§ Input:
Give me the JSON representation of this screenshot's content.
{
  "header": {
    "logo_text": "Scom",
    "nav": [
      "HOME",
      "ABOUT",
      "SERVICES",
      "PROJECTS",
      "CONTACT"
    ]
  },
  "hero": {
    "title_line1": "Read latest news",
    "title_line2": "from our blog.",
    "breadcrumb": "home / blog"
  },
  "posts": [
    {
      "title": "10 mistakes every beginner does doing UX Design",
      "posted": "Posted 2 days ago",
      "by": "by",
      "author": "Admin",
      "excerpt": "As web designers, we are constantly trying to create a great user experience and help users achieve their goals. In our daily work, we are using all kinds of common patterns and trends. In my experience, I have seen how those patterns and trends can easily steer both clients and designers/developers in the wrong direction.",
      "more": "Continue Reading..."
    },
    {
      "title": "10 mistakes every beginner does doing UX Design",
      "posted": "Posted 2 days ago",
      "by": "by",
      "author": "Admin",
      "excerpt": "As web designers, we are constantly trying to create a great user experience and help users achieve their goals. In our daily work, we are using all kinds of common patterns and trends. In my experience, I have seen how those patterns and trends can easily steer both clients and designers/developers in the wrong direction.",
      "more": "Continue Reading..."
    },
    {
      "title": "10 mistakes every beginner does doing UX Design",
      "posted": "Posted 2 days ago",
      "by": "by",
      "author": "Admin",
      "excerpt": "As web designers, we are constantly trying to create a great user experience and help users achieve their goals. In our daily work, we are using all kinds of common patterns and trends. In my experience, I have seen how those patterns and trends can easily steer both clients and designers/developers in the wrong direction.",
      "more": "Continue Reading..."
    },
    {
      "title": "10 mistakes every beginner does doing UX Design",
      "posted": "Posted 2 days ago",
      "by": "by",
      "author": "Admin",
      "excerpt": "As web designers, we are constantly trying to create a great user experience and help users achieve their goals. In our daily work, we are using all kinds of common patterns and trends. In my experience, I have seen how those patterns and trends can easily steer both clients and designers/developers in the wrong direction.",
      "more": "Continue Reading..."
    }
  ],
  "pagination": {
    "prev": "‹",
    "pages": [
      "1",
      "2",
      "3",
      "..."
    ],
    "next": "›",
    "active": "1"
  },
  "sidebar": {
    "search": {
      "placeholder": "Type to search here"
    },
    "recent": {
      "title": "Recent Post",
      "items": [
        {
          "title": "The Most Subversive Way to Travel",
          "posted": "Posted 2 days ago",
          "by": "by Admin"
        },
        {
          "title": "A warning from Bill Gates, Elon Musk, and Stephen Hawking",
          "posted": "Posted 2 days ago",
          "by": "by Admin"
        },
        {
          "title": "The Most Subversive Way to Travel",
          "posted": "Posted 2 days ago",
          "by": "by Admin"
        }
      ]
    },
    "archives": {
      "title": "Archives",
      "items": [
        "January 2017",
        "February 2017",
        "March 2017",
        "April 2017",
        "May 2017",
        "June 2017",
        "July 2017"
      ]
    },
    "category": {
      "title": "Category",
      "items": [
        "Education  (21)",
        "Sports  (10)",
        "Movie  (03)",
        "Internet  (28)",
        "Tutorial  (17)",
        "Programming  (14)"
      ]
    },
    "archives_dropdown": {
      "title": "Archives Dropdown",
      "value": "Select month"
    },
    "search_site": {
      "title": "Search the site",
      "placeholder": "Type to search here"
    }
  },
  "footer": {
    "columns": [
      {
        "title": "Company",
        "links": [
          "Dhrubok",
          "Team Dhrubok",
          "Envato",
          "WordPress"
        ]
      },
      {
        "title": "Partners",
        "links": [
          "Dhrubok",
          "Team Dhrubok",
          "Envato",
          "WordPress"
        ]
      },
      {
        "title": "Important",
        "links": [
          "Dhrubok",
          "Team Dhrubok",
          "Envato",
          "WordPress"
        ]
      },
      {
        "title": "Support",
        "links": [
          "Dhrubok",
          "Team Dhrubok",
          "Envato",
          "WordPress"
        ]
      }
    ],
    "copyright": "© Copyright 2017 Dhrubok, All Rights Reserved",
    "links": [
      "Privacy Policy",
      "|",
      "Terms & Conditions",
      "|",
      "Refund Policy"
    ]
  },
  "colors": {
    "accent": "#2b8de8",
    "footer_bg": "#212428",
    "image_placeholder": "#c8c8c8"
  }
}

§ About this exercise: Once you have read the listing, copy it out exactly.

§ Answer to this exercise:
Give me the JSON representation of this screenshot's content.
{
  "header": {
    "logo_text": "Scom",
    "nav": [
      "HOME",
      "ABOUT",
      "SERVICES",
      "PROJECTS",
      "CONTACT"
    ]
  },
  "hero": {
    "title_line1": "Read latest news",
    "title_line2": "from our blog.",
    "breadcrumb": "home / blog"
  },
  "posts": [
    {
      "title": "10 mistakes every beginner does doing UX Design",
      "posted": "Posted 2 days ago",
      "by": "by",
      "author": "Admin",
      "excerpt": "As web designers, we are constantly trying to create a great user experience and help users achieve their goals. In our daily work, we are using all kinds of common patterns and trends. In my experience, I have seen how those patterns and trends can easily steer both clients and designers/developers in the wrong direction.",
      "more": "Continue Reading..."
    },
    {
      "title": "10 mistakes every beginner does doing UX Design",
      "posted": "Posted 2 days ago",
      "by": "by",
      "author": "Admin",
      "excerpt": "As web designers, we are constantly trying to create a great user experience and help users achieve their goals. In our daily work, we are using all kinds of common patterns and trends. In my experience, I have seen how those patterns and trends can easily steer both clients and designers/developers in the wrong direction.",
      "more": "Continue Reading..."
    },
    {
      "title": "10 mistakes every beginner does doing UX Design",
      "posted": "Posted 2 days ago",
      "by": "by",
      "author": "Admin",
      "excerpt": "As web designers, we are constantly trying to create a great user experience and help users achieve their goals. In our daily work, we are using all kinds of common patterns and trends. In my experience, I have seen how those patterns and trends can easily steer both clients and designers/developers in the wrong direction.",
      "more": "Continue Reading..."
    },
    {
      "title": "10 mistakes every beginner does doing UX Design",
      "posted": "Posted 2 days ago",
      "by": "by",
      "author": "Admin",
      "excerpt": "As web designers, we are constantly trying to create a great user experience and help users achieve their goals. In our daily work, we are using all kinds of common patterns and trends. In my experience, I have seen how those patterns and trends can easily steer both clients and designers/developers in the wrong direction.",
      "more": "Continue Reading..."
    }
  ],
  "pagination": {
    "prev": "‹",
    "pages": [
      "1",
      "2",
      "3",
      "..."
    ],
    "next": "›",
    "active": "1"
  },
  "sidebar": {
    "search": {
      "placeholder": "Type to search here"
    },
    "recent": {
      "title": "Recent Post",
      "items": [
        {
          "title": "The Most Subversive Way to Travel",
          "posted": "Posted 2 days ago",
          "by": "by Admin"
        },
        {
          "title": "A warning from Bill Gates, Elon Musk, and Stephen Hawking",
          "posted": "Posted 2 days ago",
          "by": "by Admin"
        },
        {
          "title": "The Most Subversive Way to Travel",
          "posted": "Posted 2 days ago",
          "by": "by Admin"
        }
      ]
    },
    "archives": {
      "title": "Archives",
      "items": [
        "January 2017",
        "February 2017",
        "March 2017",
        "April 2017",
        "May 2017",
        "June 2017",
        "July 2017"
      ]
    },
    "category": {
      "title": "Category",
      "items": [
        "Education  (21)",
        "Sports  (10)",
        "Movie  (03)",
        "Internet  (28)",
        "Tutorial  (17)",
        "Programming  (14)"
      ]
    },
    "archives_dropdown": {
      "title": "Archives Dropdown",
      "value": "Select month"
    },
    "search_site": {
      "title": "Search the site",
      "placeholder": "Type to search here"
    }
  },
  "footer": {
    "columns": [
      {
        "title": "Company",
        "links": [
          "Dhrubok",
          "Team Dhrubok",
          "Envato",
          "WordPress"
        ]
      },
      {
        "title": "Partners",
        "links": [
          "Dhrubok",
          "Team Dhrubok",
          "Envato",
          "WordPress"
        ]
      },
      {
        "title": "Important",
        "links": [
          "Dhrubok",
          "Team Dhrubok",
          "Envato",
          "WordPress"
        ]
      },
      {
        "title": "Support",
        "links": [
          "Dhrubok",
          "Team Dhrubok",
          "Envato",
          "WordPress"
        ]
      }
    ],
    "copyright": "© Copyright 2017 Dhrubok, All Rights Reserved",
    "links": [
      "Privacy Policy",
      "|",
      "Terms & Conditions",
      "|",
      "Refund Policy"
    ]
  },
  "colors": {
    "accent": "#2b8de8",
    "footer_bg": "#212428",
    "image_placeholder": "#c8c8c8"
  }
}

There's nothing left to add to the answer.